C. S. Lewis wrote often of his search for Joy (which he always capitalized). As a non-Christian, it was an inconsolable longing for something always beyond reach. As a Christian, it took on an entirely new quality. In his autobiography, Surprised By Joy, he goes into some detail about what it meant to him. I’ll let him share now:
In a sense, the central story of my life is about nothing else. . . . It is that of an unsatisfied desire which is itself more desirable than any other satisfaction. I call it Joy, which is here a technical term and must be sharply distinguished both from Happiness and from Pleasure. Joy (in my sense) has indeed one characteristic, and one only, in common with them; the fact that anyone who has experienced it will want it again.
Apart from that and considered only in its quality, it might almost equally well be called a particular kind of unhappiness or grief. But then it is a kind we want. I doubt whether anyone who has tasted it would ever, if both were in his power, exchange it for all the pleasures in the world. But then Joy is never in our power and pleasure often is.

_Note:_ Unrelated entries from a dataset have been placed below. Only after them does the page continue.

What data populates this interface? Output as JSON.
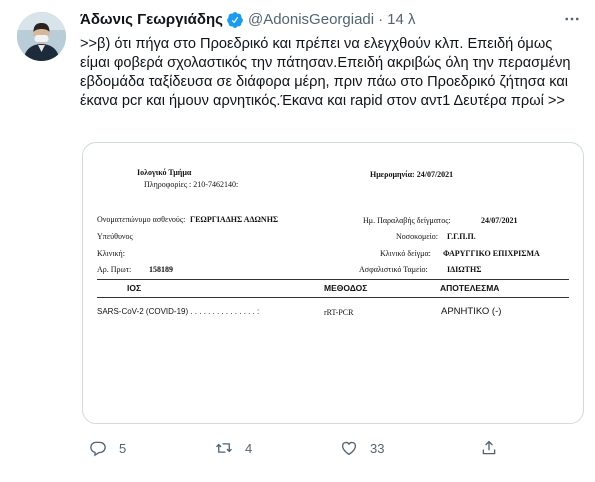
{
  "author": {
    "name": "Άδωνις Γεωργιάδης",
    "handle": "@AdonisGeorgiadi",
    "separator": "·",
    "time": "14 λ"
  },
  "tweet_text": ">>β) ότι πήγα στο Προεδρικό και πρέπει να ελεγχθούν κλπ. Επειδή όμως είμαι φοβερά σχολαστικός την πάτησαν.Επειδή ακριβώς όλη την περασμένη εβδομάδα ταξίδευσα σε διάφορα μέρη, πριν πάω στο Προεδρικό ζήτησα και έκανα pcr και ήμουν αρνητικός.Έκανα και rapid στον αντ1 Δευτέρα πρωί >>",
  "document": {
    "dept": "Ιολογικό Τμήμα",
    "info": "Πληροφορίες : 210-7462140:",
    "date_label": "Ημερομηνία: 24/07/2021",
    "patient_label": "Ονοματεπώνυμο ασθενούς:",
    "patient_value": "ΓΕΩΡΓΙΑΔΗΣ ΑΔΩΝΗΣ",
    "responsible_label": "Υπεύθυνος",
    "clinic_label": "Κλινική:",
    "protocol_label": "Αρ. Πρωτ:",
    "protocol_value": "158189",
    "received_label": "Ημ. Παραλαβής δείγματος:",
    "received_value": "24/07/2021",
    "hospital_label": "Νοσοκομείο:",
    "hospital_value": "Γ.Γ.Π.Π.",
    "sample_label": "Κλινικό δείγμα:",
    "sample_value": "ΦΑΡΥΓΓΙΚΟ ΕΠΙΧΡΙΣΜΑ",
    "insurance_label": "Ασφαλιστικό Ταμείο:",
    "insurance_value": "ΙΔΙΩΤΗΣ",
    "col_virus": "ΙΟΣ",
    "col_method": "ΜΕΘΟΔΟΣ",
    "col_result": "ΑΠΟΤΕΛΕΣΜΑ",
    "row_virus": "SARS-CoV-2 (COVID-19) . . . . . . . . . . . . . . . :",
    "row_method": "rRT-PCR",
    "row_result": "ΑΡΝΗΤΙΚΟ (-)"
  },
  "actions": {
    "replies": "5",
    "retweets": "4",
    "likes": "33"
  },
  "icons": [
    "verified-icon",
    "more-icon",
    "reply-icon",
    "retweet-icon",
    "like-icon",
    "share-icon"
  ],
  "colors": {
    "verified": "#1d9bf0",
    "secondary": "#536471",
    "text": "#0f1419",
    "border": "#cfd9de"
  }
}
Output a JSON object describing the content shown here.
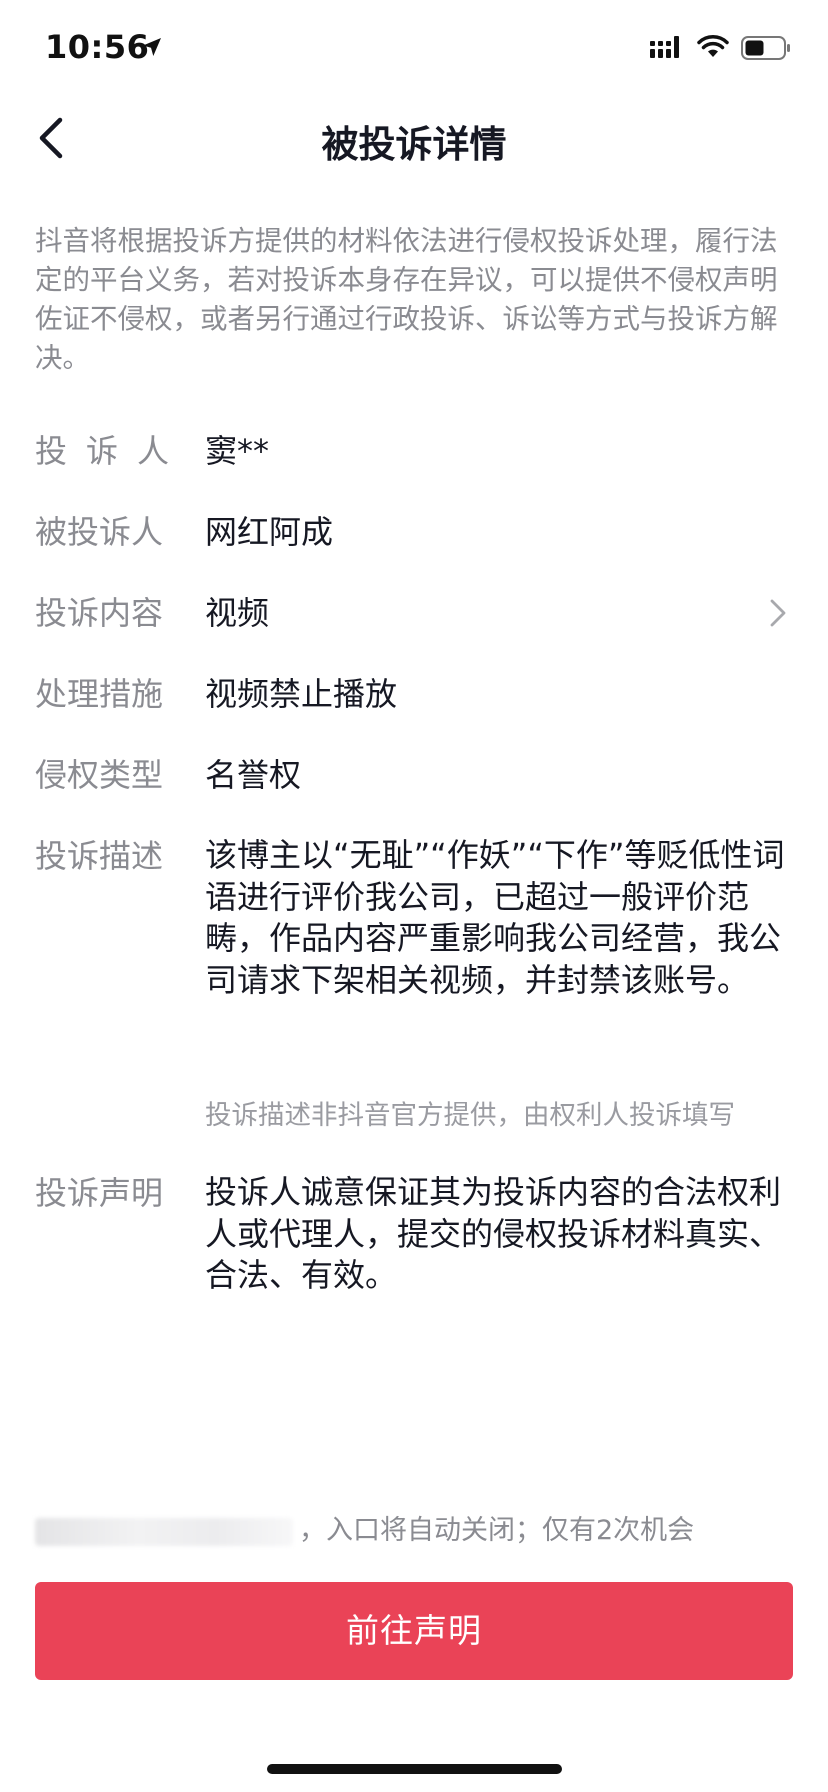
{
  "status_bar": {
    "time": "10:56",
    "icons": [
      "location-arrow-icon",
      "signal-icon",
      "wifi-icon",
      "battery-icon"
    ]
  },
  "nav": {
    "title": "被投诉详情",
    "back_icon": "chevron-left-icon"
  },
  "notice": "抖音将根据投诉方提供的材料依法进行侵权投诉处理，履行法定的平台义务，若对投诉本身存在异议，可以提供不侵权声明佐证不侵权，或者另行通过行政投诉、诉讼等方式与投诉方解决。",
  "details": {
    "complainant": {
      "label": "投诉人",
      "value": "窦**"
    },
    "respondent": {
      "label": "被投诉人",
      "value": "网红阿成"
    },
    "content": {
      "label": "投诉内容",
      "value": "视频",
      "chevron_icon": "chevron-right-icon"
    },
    "measure": {
      "label": "处理措施",
      "value": "视频禁止播放"
    },
    "infringement_type": {
      "label": "侵权类型",
      "value": "名誉权"
    },
    "description": {
      "label": "投诉描述",
      "value": "该博主以“无耻”“作妖”“下作”等贬低性词语进行评价我公司，已超过一般评价范畴，作品内容严重影响我公司经营，我公司请求下架相关视频，并封禁该账号。",
      "note": "投诉描述非抖音官方提供，由权利人投诉填写"
    },
    "statement": {
      "label": "投诉声明",
      "value": "投诉人诚意保证其为投诉内容的合法权利人或代理人，提交的侵权投诉材料真实、合法、有效。"
    }
  },
  "bottom": {
    "hint": "，入口将自动关闭；仅有2次机会",
    "cta_label": "前往声明"
  },
  "colors": {
    "accent": "#ea4357",
    "label_gray": "#8a8b91",
    "text": "#161823"
  }
}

Note the clear distinction Lewis made between Joy, on the one hand, and Happiness and Pleasure on the other. Joy is deeper, while the others can be superficial and transitory. He even says in another place that he thinks all pleasures are merely poor substitutes for real Joy. Near the end of his autobiography, he provides a summary of his thinking on the subject of Joy:
But what, in conclusion, of Joy? For that, after all, is what the story has mainly been about. To tell you the truth, the subject has lost nearly all interest for me since I became a Christian. I cannot, indeed, complain . . . that the visionary gleam has passed away. I believe . . . that the old stab, the old bittersweet, has come to me as often and as sharply since my conversion as at any time of my life whatever.
But I now know that the experience, considered as a state of my own mind, had never had the kind of importance I once gave it. It was valuable only as a pointer to something other and outer. While that other was in doubt, the pointer naturally loomed large in my thoughts. When we are lost in the woods the sight of a signpost is a great matter. He who first sees it cries, “Look!” The whole party gathers around and stares.
But when we have found the road and are passing signposts every few miles, we shall not stop and stare. They will encourage us and we shall be grateful to the authority that set them up. But we shall not stop and stare, or not much; not on this road, though their pillars are of silver and their lettering of gold. “We would be at Jerusalem.”
The reality is greater than that which points to the reality, and that is where our focus should be.